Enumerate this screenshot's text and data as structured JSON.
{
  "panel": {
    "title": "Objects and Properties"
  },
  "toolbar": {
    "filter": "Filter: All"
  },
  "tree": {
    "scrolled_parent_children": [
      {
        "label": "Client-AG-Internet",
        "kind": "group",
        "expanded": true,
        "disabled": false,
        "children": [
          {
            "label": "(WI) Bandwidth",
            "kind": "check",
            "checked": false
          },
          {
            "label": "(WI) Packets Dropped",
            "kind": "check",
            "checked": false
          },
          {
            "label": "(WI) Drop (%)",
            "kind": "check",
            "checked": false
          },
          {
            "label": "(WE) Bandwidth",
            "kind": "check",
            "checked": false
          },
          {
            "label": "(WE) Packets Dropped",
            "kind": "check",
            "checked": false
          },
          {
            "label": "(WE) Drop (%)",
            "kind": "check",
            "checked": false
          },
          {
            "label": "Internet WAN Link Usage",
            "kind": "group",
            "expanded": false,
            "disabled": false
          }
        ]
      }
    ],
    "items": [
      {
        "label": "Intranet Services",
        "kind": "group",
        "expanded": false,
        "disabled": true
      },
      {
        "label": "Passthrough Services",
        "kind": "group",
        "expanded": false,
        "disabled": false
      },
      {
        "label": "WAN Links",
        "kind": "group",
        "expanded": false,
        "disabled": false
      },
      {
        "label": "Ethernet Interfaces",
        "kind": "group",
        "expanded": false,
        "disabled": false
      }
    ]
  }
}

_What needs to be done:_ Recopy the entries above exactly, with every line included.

_Output:_
Enumerate this screenshot's text and data as structured JSON.
{
  "panel": {
    "title": "Objects and Properties"
  },
  "toolbar": {
    "filter": "Filter: All"
  },
  "tree": {
    "scrolled_parent_children": [
      {
        "label": "Client-AG-Internet",
        "kind": "group",
        "expanded": true,
        "disabled": false,
        "children": [
          {
            "label": "(WI) Bandwidth",
            "kind": "check",
            "checked": false
          },
          {
            "label": "(WI) Packets Dropped",
            "kind": "check",
            "checked": false
          },
          {
            "label": "(WI) Drop (%)",
            "kind": "check",
            "checked": false
          },
          {
            "label": "(WE) Bandwidth",
            "kind": "check",
            "checked": false
          },
          {
            "label": "(WE) Packets Dropped",
            "kind": "check",
            "checked": false
          },
          {
            "label": "(WE) Drop (%)",
            "kind": "check",
            "checked": false
          },
          {
            "label": "Internet WAN Link Usage",
            "kind": "group",
            "expanded": false,
            "disabled": false
          }
        ]
      }
    ],
    "items": [
      {
        "label": "Intranet Services",
        "kind": "group",
        "expanded": false,
        "disabled": true
      },
      {
        "label": "Passthrough Services",
        "kind": "group",
        "expanded": false,
        "disabled": false
      },
      {
        "label": "WAN Links",
        "kind": "group",
        "expanded": false,
        "disabled": false
      },
      {
        "label": "Ethernet Interfaces",
        "kind": "group",
        "expanded": false,
        "disabled": false
      }
    ]
  }
}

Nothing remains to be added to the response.